And this culture goes so much further than the Home Office. Iain Duncan Smith’s entire time at the DWP can be summed up in two words: bullshit and bluster. So the Bedroom Tax isn’t actually achieving anything besides a few suicides? Never mind, just tell the House it’s a success and muddle through.
All you need is a bit of a belief. Then when the UK Statistics Authority tells you not to misuse official government statistics about the Benefit Cap, you can go on the Today programme with a straight face and say: “You can’t disprove what I said.” Nice line. Mind you, if I were to proclaim he’s a shouty chancer who’s dragging his department from one calamity to another thanks to his credulous zealotry he couldn’t disprove that either.
But part of this is about keeping the weirdos on the Tory back bench happy. Of course the loudest voices on the political right are the emptiest of vessels, but that’s democracy. So our ministers have to occasionally pander to bloviating gas bags like Stewart Jackson MP, gabbling on Twitter about a non-existent £2bn being spent on health tourists, or Douglas Carswell MP, moaning about a non-existent “tsunami of economic refugees” putting a burden on the NHS.
Running across these jokers on social media is like dropping in on the minutes of a particularly pissed meeting of the Tunbridge Wells Rotary Club as they’re being updated in real time. Do we get the politicians we deserve? If so the people of Clacton must have done some pretty bad stuff in the past; maybe even worse than voting for Douglas Carswell.
It gets even better once the Cannon and Ball of pompous right wing rhetorical posturing – Toby Young and Dan Hannan MEP – get involved. The two of them have recently been having a go at National Institute of Economic and Social Research director Jonathan Portes. Portes had the temerity to point out the pair were talking balls about UK exports. In response Hannan gave us a blog about how Portes’s think tank was clearly pro-EU due to it receiving funding from that body (among others including, um, the UK Government). Among other errors, he cited a paper from the NIESR written in 2004 as evidence (written just the seven years before Portes joined).

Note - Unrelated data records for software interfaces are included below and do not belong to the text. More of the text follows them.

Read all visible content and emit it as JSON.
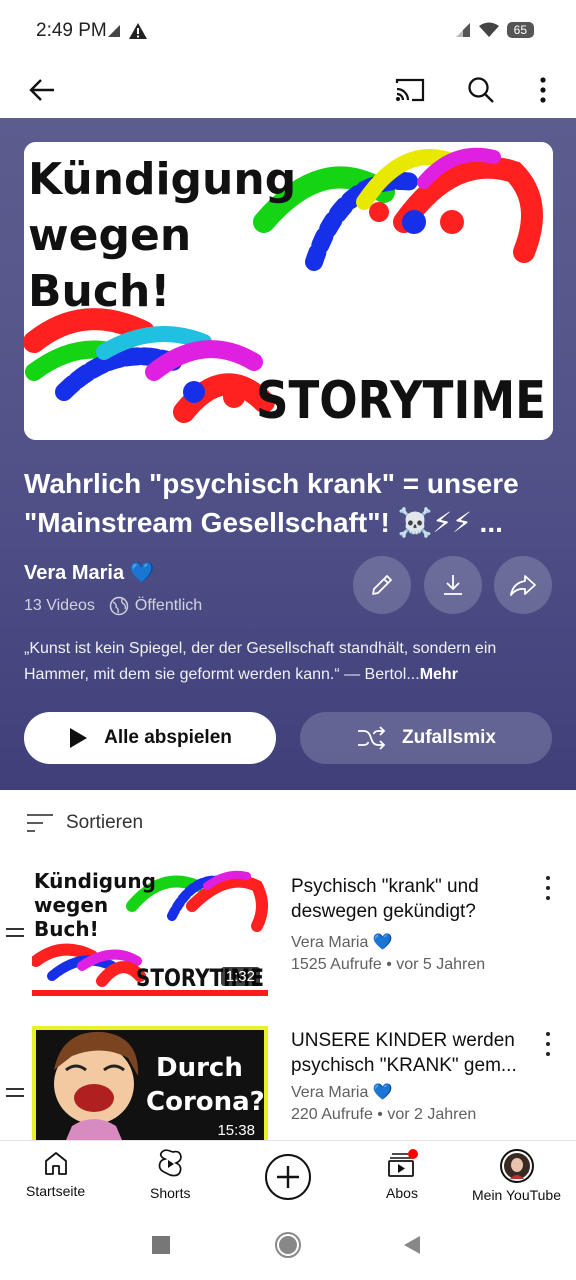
{
  "status": {
    "time": "2:49 PM",
    "battery": "65"
  },
  "playlist": {
    "thumb_text": {
      "line1": "Kündigung",
      "line2": "wegen",
      "line3": "Buch!",
      "storytime": "STORYTIME"
    },
    "title": "Wahrlich \"psychisch krank\" = unsere \"Mainstream Gesellschaft\"! ☠️⚡⚡ ...",
    "owner": "Vera Maria 💙",
    "video_count": "13 Videos",
    "visibility": "Öffentlich",
    "description": "„Kunst ist kein Spiegel, der der Gesellschaft standhält, sondern ein Hammer, mit dem sie geformt werden kann.“ —  Bertol...",
    "more_label": "Mehr",
    "play_all_label": "Alle abspielen",
    "shuffle_label": "Zufallsmix"
  },
  "sort_label": "Sortieren",
  "videos": [
    {
      "title": "Psychisch \"krank\" und deswegen gekündigt?",
      "channel": "Vera Maria 💙",
      "meta": "1525 Aufrufe • vor 5 Jahren",
      "duration": "1:32",
      "thumb_text": {
        "line1": "Kündigung",
        "line2": "wegen",
        "line3": "Buch!",
        "storytime": "STORYTIME"
      }
    },
    {
      "title_line1": "UNSERE KINDER werden",
      "title_line2": "psychisch \"KRANK\" gem...",
      "channel": "Vera Maria 💙",
      "meta": "220 Aufrufe • vor 2 Jahren",
      "duration": "15:38",
      "thumb_text": {
        "line1": "Durch",
        "line2": "Corona?"
      }
    }
  ],
  "nav": {
    "home": "Startseite",
    "shorts": "Shorts",
    "subs": "Abos",
    "you": "Mein YouTube"
  },
  "colors": {
    "hero_bg": "#56578b",
    "accent_red": "#ff0000"
  }
}
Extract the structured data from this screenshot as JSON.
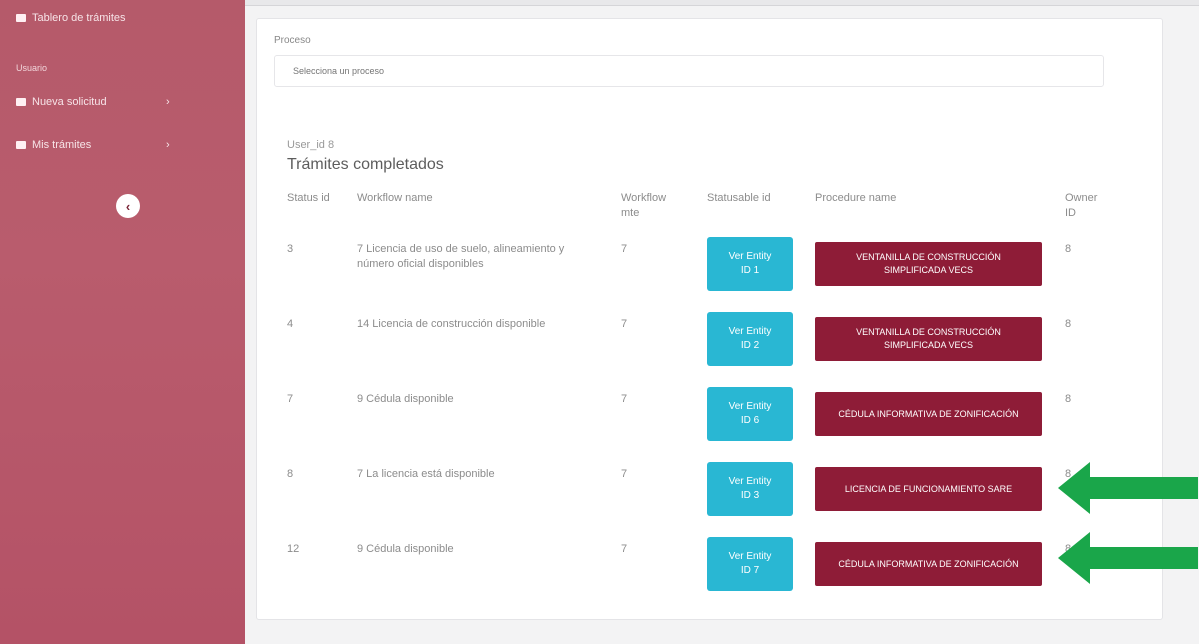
{
  "sidebar": {
    "top_item": "Tablero de trámites",
    "section": "Usuario",
    "items": [
      {
        "label": "Nueva solicitud"
      },
      {
        "label": "Mis trámites"
      }
    ],
    "collapse_glyph": "‹"
  },
  "proceso": {
    "label": "Proceso",
    "placeholder": "Selecciona un proceso"
  },
  "user_id_label": "User_id 8",
  "title": "Trámites completados",
  "table": {
    "headers": [
      "Status id",
      "Workflow name",
      "Workflow mte",
      "Statusable id",
      "Procedure name",
      "Owner ID"
    ],
    "rows": [
      {
        "status_id": "3",
        "workflow_name": "7 Licencia de uso de suelo, alineamiento y número oficial disponibles",
        "workflow_mte": "7",
        "entity_line1": "Ver Entity",
        "entity_line2": "ID 1",
        "procedure_name": "VENTANILLA DE CONSTRUCCIÓN SIMPLIFICADA VECS",
        "owner_id": "8"
      },
      {
        "status_id": "4",
        "workflow_name": "14 Licencia de construcción disponible",
        "workflow_mte": "7",
        "entity_line1": "Ver Entity",
        "entity_line2": "ID 2",
        "procedure_name": "VENTANILLA DE CONSTRUCCIÓN SIMPLIFICADA VECS",
        "owner_id": "8"
      },
      {
        "status_id": "7",
        "workflow_name": "9 Cédula disponible",
        "workflow_mte": "7",
        "entity_line1": "Ver Entity",
        "entity_line2": "ID 6",
        "procedure_name": "CÉDULA INFORMATIVA DE ZONIFICACIÓN",
        "owner_id": "8"
      },
      {
        "status_id": "8",
        "workflow_name": "7 La licencia está disponible",
        "workflow_mte": "7",
        "entity_line1": "Ver Entity",
        "entity_line2": "ID 3",
        "procedure_name": "LICENCIA DE FUNCIONAMIENTO SARE",
        "owner_id": "8"
      },
      {
        "status_id": "12",
        "workflow_name": "9 Cédula disponible",
        "workflow_mte": "7",
        "entity_line1": "Ver Entity",
        "entity_line2": "ID 7",
        "procedure_name": "CÉDULA INFORMATIVA DE ZONIFICACIÓN",
        "owner_id": "8"
      }
    ]
  },
  "colors": {
    "sidebar": "#b55a6a",
    "entity_button": "#29b7d3",
    "procedure_button": "#8e1c37",
    "arrow": "#1aa64a"
  }
}
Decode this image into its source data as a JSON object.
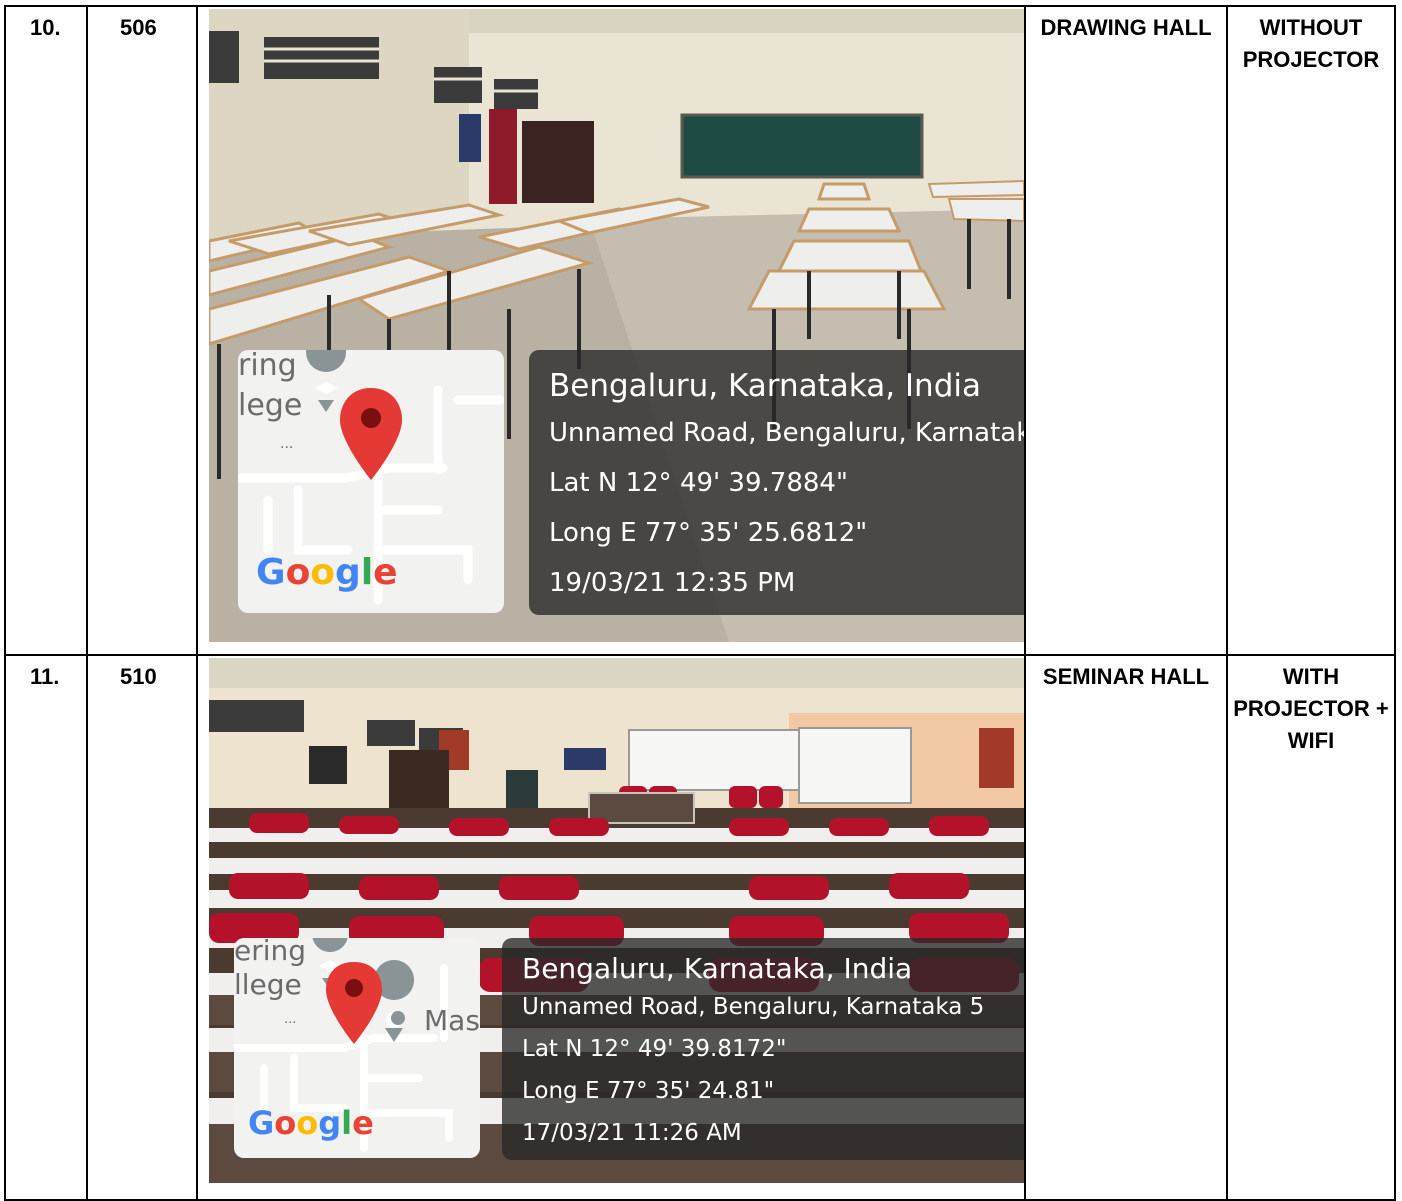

Cue complaint to the PCC. Whoops! Way to disprove allegations of not doing your homework properly. But then you know facts and reason have gone out of the window by the point the school bullies’ sidekick feels he understands the debate enough to provide the dimmest input of the day.
There’s today’s conservative writers for you, right there. Not exactly Auberon Waugh, is it?
I’m sure to them this is going to be a “left-wing rant”. Well it’s not. I’ve got no problem with right-wing ideas, as long as they’re good. In fact, I’ve just written 2,000 favourable words about a Tory MP’s campaign. I’m just asking them to be less stupid. God I hate people.